REQUIREMENT :: Nothing may be dropped or added when the entries below are copied.

DATASET RECORDS ::
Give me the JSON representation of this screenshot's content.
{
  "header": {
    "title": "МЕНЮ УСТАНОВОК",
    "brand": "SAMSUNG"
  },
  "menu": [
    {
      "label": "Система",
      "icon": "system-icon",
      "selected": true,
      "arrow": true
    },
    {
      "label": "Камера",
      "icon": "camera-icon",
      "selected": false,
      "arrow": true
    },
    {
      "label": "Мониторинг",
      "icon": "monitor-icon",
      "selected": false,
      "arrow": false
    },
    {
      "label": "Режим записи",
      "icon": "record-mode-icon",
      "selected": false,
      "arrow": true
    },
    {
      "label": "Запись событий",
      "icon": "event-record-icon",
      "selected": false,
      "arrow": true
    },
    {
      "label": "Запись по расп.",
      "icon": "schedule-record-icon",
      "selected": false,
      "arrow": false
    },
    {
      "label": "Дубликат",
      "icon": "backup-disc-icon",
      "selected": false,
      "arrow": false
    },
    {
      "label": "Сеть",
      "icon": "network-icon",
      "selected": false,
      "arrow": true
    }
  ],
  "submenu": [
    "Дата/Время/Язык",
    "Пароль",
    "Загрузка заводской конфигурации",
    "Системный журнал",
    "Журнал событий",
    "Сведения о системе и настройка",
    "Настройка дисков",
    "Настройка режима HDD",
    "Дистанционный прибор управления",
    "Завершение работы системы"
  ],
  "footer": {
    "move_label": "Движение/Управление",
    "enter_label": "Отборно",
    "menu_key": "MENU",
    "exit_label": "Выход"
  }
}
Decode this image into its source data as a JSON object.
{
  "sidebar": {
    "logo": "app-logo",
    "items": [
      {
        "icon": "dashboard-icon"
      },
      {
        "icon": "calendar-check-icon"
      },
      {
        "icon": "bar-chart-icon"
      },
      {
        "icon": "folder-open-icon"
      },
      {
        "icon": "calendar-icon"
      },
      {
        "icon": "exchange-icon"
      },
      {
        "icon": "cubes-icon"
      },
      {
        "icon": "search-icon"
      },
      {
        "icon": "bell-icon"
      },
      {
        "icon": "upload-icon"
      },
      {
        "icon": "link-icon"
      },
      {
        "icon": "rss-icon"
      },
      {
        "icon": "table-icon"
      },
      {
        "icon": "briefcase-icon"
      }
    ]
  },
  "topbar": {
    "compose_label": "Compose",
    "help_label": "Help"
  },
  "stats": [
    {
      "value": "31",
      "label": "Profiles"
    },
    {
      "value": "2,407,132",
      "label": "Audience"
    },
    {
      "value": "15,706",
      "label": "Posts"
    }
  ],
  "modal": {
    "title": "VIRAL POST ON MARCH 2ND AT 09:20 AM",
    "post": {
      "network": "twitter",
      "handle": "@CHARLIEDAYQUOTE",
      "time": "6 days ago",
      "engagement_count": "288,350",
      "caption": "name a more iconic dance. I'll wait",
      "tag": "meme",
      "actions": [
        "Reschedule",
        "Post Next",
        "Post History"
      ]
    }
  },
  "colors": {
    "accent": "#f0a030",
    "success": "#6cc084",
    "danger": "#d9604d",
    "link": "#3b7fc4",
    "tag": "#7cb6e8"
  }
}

RESULT OF THE EXERCISE ::
Give me the JSON representation of this screenshot's content.
{
  "header": {
    "title": "МЕНЮ УСТАНОВОК",
    "brand": "SAMSUNG"
  },
  "menu": [
    {
      "label": "Система",
      "icon": "system-icon",
      "selected": true,
      "arrow": true
    },
    {
      "label": "Камера",
      "icon": "camera-icon",
      "selected": false,
      "arrow": true
    },
    {
      "label": "Мониторинг",
      "icon": "monitor-icon",
      "selected": false,
      "arrow": false
    },
    {
      "label": "Режим записи",
      "icon": "record-mode-icon",
      "selected": false,
      "arrow": true
    },
    {
      "label": "Запись событий",
      "icon": "event-record-icon",
      "selected": false,
      "arrow": true
    },
    {
      "label": "Запись по расп.",
      "icon": "schedule-record-icon",
      "selected": false,
      "arrow": false
    },
    {
      "label": "Дубликат",
      "icon": "backup-disc-icon",
      "selected": false,
      "arrow": false
    },
    {
      "label": "Сеть",
      "icon": "network-icon",
      "selected": false,
      "arrow": true
    }
  ],
  "submenu": [
    "Дата/Время/Язык",
    "Пароль",
    "Загрузка заводской конфигурации",
    "Системный журнал",
    "Журнал событий",
    "Сведения о системе и настройка",
    "Настройка дисков",
    "Настройка режима HDD",
    "Дистанционный прибор управления",
    "Завершение работы системы"
  ],
  "footer": {
    "move_label": "Движение/Управление",
    "enter_label": "Отборно",
    "menu_key": "MENU",
    "exit_label": "Выход"
  }
}
Decode this image into its source data as a JSON object.
{
  "sidebar": {
    "logo": "app-logo",
    "items": [
      {
        "icon": "dashboard-icon"
      },
      {
        "icon": "calendar-check-icon"
      },
      {
        "icon": "bar-chart-icon"
      },
      {
        "icon": "folder-open-icon"
      },
      {
        "icon": "calendar-icon"
      },
      {
        "icon": "exchange-icon"
      },
      {
        "icon": "cubes-icon"
      },
      {
        "icon": "search-icon"
      },
      {
        "icon": "bell-icon"
      },
      {
        "icon": "upload-icon"
      },
      {
        "icon": "link-icon"
      },
      {
        "icon": "rss-icon"
      },
      {
        "icon": "table-icon"
      },
      {
        "icon": "briefcase-icon"
      }
    ]
  },
  "topbar": {
    "compose_label": "Compose",
    "help_label": "Help"
  },
  "stats": [
    {
      "value": "31",
      "label": "Profiles"
    },
    {
      "value": "2,407,132",
      "label": "Audience"
    },
    {
      "value": "15,706",
      "label": "Posts"
    }
  ],
  "modal": {
    "title": "VIRAL POST ON MARCH 2ND AT 09:20 AM",
    "post": {
      "network": "twitter",
      "handle": "@CHARLIEDAYQUOTE",
      "time": "6 days ago",
      "engagement_count": "288,350",
      "caption": "name a more iconic dance. I'll wait",
      "tag": "meme",
      "actions": [
        "Reschedule",
        "Post Next",
        "Post History"
      ]
    }
  },
  "colors": {
    "accent": "#f0a030",
    "success": "#6cc084",
    "danger": "#d9604d",
    "link": "#3b7fc4",
    "tag": "#7cb6e8"
  }
}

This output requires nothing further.